youtube screenshot

The importance of calculating Scope 3 upstream and downstream emissions

Understanding and accounting for upstream and downstream emissions are fundamental steps in addressing an organization's total carbon footprint. From raw material extraction to consumer usage and waste disposal, each stage of a product's life cycle contributes to its overall environmental impact. Ignoring Scope 3 emissions results in an incomplete and potentially misleading picture, it also reduces the effectiveness of carbon reduction strategies.

Understanding upstream and downstream emissions enables organizations to identify emission hotspots, develop targeted reduction strategies, and meet regulatory requirements. As the global focus on sustainability intensifies, adopting robust accounting methods becomes not just good practice, but a business imperative.

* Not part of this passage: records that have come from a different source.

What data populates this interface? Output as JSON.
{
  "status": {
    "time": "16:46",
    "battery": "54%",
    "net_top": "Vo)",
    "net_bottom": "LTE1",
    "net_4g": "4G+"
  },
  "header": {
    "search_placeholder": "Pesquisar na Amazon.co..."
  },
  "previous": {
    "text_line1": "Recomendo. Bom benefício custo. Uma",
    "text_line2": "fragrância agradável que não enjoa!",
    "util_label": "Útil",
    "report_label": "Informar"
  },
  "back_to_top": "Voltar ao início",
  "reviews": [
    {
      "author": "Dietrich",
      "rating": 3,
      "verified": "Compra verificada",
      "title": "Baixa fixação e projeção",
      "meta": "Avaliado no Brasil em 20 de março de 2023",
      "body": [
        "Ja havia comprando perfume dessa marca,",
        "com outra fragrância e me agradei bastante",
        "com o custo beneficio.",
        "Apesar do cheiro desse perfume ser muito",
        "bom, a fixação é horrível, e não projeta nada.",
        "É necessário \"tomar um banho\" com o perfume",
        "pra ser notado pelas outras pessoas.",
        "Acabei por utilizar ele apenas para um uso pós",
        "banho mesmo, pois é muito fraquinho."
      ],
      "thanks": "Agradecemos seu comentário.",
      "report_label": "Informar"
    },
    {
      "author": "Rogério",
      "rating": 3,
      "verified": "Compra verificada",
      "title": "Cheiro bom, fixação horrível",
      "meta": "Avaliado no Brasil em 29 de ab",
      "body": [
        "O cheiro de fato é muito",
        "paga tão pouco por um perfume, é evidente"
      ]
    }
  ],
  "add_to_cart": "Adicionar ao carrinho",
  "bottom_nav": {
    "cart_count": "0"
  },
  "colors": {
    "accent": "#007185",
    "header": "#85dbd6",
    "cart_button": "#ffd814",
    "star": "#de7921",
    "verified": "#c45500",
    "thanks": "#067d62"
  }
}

Calculating Scope 3 upstream and downstream emissions can admittedly be complicated and time-consuming. However, various tools and specialist companies are available to assist organizations in calculating these emissions. Companies such as Greenly help to make the whole process as straightforward and pain-free as possible, so why not get in touch to see how we can help!

youtube screenshot


Governments wield significant influence in shaping a sustainable future, using their legislative and policy-making powers to set the trajectory for both individual and corporate behaviour. Here's an overview of the avenues through which governments can drive environmental sustainability:

Environmental Regulations

Regulatory frameworks are essential in setting clear environmental standards. By implementing and enforcing stringent environmental regulations - ranging from emission caps to waste management guidelines - governments can ensure that industries operate within sustainable parameters, reducing negative impacts on the environment.

Green Tech and Industries

Governments can stimulate the growth of green technologies and industries through incentives, grants, and research funding. By supporting innovations in renewable energy, sustainable agriculture, and eco-friendly transportation, they can pave the way for a more sustainable economic landscape, creating jobs and boosting economic growth in the process.

Policies Supporting Sustainable Practices

Government policies can actively promote sustainable practices across sectors. This includes providing tax breaks for sustainable businesses, offering subsidies for renewable energy installations, and endorsing urban planning that supports public transportation and green spaces. By setting a legislative agenda that prioritises sustainability, governments play a pivotal role in ensuring a greener future for all.

the White House

What about Greenly?

If reading this article about downstream vs upstream emissions has inspired you to consider your company’s own carbon footprint, Greenly can help.

At Greenly we can help you to assess your company’s carbon footprint, and then give you the tools you need to cut down on emissions. We offer a free demo for you to better understand our platform and all that it has to offer – including assistance with boosting supplier engagement, personalized assistance, and new ways to involve your employees.

Learn more about Greenly’s carbon management platform here.

carbon offset 1 demo

More Articles

View all
People holding document
Stephanie Safdie

What is a Supplier Code of Conduct?

What is the supplier code of conduct, and how does it protect current and future employees under fair and equal working conditions and labor laws?